• [EXERCISE DESCRIPTION] Report, in full, each line of the material below in which the string "únicos" occurs.

• [DATA EXTRACTS]
------------------------------------------------------------
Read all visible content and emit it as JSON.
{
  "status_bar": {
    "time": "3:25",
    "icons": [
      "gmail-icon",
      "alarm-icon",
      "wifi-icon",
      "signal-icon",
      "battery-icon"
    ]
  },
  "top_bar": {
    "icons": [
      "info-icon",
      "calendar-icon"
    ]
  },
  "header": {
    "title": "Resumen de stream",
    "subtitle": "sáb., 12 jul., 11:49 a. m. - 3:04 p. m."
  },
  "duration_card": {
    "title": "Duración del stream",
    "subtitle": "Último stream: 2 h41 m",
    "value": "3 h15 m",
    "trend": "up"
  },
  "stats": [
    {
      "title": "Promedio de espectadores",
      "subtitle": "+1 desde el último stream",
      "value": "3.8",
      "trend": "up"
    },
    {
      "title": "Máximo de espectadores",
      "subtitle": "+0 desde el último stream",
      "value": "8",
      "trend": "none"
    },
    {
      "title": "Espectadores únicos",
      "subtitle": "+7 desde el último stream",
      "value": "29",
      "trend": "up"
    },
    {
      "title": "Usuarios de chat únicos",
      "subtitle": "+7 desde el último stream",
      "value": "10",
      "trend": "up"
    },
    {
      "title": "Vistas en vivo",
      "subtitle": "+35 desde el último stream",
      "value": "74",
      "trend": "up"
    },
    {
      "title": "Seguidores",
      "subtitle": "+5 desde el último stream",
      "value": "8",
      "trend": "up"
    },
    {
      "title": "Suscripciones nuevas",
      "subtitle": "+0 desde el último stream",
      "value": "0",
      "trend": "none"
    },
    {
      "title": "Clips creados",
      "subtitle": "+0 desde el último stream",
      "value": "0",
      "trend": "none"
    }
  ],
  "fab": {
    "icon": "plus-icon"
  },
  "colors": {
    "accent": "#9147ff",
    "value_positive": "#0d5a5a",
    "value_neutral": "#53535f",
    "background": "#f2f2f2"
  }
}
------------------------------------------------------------
• [RESPONSE BOX]
      "title": "Espectadores únicos",
      "title": "Usuarios de chat únicos",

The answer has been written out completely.